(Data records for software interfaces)
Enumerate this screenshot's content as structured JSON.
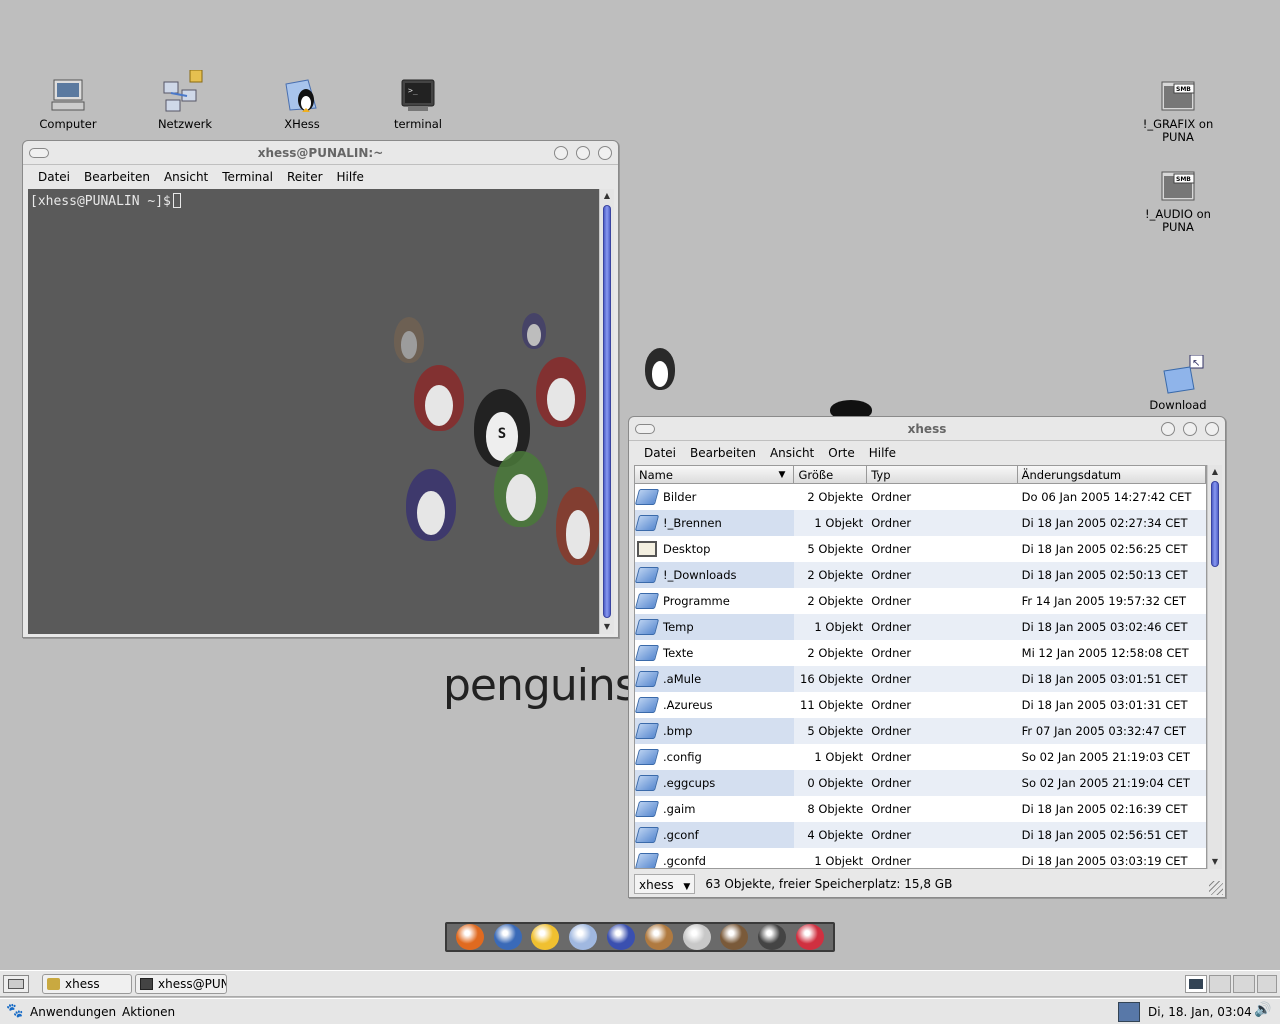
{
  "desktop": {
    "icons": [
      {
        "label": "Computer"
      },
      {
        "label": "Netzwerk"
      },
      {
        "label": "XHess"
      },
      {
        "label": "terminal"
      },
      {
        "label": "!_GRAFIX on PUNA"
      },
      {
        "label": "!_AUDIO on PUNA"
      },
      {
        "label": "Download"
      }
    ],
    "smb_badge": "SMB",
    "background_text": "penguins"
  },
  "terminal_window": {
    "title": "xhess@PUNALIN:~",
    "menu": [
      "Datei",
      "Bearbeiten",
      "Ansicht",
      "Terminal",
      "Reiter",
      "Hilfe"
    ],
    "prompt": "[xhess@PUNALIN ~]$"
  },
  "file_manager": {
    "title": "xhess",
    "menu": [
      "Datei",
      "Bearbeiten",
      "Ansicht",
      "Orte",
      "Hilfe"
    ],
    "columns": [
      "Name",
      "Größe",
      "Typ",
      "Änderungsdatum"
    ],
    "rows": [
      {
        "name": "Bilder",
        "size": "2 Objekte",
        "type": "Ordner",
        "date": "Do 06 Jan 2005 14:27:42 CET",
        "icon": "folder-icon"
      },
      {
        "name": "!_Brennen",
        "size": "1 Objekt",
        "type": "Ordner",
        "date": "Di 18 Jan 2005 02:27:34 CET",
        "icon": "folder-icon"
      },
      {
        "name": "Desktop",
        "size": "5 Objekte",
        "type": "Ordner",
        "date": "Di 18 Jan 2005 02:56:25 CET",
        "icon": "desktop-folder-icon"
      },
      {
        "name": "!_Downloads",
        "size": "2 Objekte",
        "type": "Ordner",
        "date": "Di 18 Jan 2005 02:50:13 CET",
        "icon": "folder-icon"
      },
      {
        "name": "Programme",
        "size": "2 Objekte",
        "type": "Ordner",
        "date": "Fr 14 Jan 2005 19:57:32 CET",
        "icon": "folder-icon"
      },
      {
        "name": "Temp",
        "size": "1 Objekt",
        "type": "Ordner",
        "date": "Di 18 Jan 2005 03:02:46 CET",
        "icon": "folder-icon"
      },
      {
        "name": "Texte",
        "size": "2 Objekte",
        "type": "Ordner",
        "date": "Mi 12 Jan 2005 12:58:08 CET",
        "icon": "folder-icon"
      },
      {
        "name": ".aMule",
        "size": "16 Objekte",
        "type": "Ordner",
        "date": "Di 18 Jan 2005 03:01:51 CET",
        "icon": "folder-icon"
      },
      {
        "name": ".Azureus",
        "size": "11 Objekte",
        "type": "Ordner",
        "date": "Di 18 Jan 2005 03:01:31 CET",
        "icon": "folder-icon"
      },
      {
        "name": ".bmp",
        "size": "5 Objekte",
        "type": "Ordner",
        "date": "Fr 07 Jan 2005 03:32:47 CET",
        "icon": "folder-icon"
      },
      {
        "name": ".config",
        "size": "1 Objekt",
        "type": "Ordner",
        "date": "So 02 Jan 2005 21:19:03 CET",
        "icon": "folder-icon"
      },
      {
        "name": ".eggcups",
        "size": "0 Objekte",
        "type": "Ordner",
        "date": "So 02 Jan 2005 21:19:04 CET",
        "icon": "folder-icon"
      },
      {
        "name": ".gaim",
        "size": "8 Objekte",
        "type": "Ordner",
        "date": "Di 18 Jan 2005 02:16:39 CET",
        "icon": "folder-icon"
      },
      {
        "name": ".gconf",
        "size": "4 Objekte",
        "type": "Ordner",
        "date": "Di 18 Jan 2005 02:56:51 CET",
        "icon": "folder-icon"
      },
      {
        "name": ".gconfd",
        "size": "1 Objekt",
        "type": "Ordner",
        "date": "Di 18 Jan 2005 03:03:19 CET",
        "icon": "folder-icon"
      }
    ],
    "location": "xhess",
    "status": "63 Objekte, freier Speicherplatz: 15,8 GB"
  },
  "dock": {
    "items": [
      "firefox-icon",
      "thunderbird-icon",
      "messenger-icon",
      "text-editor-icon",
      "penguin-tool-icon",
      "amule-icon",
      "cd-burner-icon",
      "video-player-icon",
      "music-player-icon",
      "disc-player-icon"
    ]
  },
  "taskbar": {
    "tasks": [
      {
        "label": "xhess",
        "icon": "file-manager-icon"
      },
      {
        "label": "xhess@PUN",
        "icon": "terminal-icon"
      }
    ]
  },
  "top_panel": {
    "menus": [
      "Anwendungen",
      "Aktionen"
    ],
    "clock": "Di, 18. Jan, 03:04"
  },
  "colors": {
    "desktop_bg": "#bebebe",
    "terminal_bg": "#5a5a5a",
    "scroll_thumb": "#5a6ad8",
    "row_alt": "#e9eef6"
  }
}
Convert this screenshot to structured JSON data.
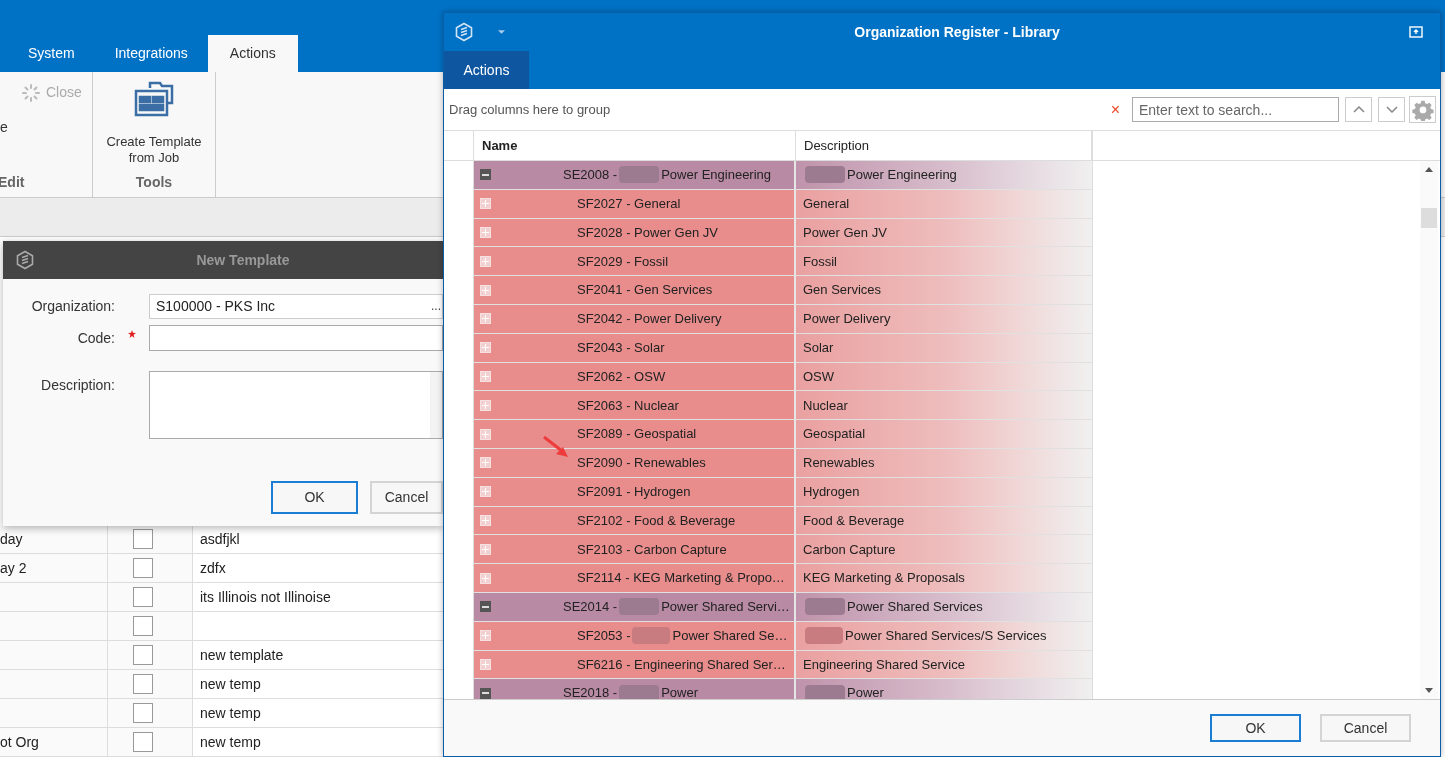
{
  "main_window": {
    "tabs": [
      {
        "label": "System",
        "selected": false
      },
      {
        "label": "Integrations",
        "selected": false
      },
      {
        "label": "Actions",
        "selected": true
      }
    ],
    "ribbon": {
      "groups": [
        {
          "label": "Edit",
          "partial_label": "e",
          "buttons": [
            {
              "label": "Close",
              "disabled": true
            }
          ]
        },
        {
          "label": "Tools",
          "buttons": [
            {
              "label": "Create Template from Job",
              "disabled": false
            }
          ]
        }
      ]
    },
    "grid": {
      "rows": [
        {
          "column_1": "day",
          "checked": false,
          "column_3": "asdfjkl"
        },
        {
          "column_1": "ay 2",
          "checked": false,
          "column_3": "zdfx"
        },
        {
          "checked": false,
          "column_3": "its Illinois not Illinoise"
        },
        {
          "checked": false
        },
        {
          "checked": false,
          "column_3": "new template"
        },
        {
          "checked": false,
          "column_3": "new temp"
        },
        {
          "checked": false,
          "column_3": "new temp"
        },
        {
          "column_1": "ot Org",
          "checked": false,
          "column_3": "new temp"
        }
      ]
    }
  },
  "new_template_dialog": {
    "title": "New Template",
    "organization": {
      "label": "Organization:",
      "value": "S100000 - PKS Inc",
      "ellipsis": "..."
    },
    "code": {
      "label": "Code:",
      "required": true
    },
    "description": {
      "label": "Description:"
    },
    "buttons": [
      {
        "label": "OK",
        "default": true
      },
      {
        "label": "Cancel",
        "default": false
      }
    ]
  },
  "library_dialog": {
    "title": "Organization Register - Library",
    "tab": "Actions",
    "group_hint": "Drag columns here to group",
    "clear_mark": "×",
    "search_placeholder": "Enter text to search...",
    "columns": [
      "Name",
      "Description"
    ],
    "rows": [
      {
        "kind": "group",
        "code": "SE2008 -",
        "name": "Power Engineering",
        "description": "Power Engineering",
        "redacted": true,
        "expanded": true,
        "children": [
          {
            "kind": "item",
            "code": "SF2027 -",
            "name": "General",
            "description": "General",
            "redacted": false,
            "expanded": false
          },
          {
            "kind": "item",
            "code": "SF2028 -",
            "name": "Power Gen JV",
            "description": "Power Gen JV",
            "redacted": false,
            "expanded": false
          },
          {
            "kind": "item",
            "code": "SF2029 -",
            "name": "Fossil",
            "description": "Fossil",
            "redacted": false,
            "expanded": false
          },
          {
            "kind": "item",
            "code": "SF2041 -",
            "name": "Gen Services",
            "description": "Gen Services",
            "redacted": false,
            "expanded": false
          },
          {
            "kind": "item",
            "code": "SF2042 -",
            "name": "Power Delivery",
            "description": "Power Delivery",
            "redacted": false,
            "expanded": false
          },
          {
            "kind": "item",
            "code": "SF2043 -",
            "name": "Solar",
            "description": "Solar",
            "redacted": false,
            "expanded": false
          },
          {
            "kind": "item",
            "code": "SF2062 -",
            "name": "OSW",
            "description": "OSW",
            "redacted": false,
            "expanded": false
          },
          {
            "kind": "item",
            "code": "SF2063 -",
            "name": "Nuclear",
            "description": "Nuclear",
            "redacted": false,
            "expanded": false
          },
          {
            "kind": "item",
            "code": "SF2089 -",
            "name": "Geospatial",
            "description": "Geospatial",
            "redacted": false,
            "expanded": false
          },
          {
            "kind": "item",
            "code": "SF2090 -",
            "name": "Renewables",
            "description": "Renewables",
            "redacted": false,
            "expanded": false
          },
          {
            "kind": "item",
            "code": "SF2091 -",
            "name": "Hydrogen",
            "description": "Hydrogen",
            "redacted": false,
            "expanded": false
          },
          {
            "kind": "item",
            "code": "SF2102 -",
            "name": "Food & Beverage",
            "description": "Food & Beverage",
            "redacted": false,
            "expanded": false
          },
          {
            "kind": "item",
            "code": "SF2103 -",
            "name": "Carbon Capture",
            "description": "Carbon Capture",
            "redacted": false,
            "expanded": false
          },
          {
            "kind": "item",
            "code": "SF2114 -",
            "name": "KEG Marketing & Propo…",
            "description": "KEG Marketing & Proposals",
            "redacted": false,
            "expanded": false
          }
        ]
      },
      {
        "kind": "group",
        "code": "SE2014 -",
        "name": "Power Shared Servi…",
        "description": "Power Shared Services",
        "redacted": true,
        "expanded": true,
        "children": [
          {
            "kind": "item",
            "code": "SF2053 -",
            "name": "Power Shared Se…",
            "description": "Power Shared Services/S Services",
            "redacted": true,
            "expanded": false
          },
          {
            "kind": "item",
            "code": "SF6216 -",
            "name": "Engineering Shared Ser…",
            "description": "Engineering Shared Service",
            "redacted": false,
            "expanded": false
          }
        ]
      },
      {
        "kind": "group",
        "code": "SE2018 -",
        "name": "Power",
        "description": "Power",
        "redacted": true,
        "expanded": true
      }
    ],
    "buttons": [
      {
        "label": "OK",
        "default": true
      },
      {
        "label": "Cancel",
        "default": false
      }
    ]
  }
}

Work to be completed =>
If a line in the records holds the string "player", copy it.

Response box =>
      "video-player-icon",
      "music-player-icon",
      "disc-player-icon"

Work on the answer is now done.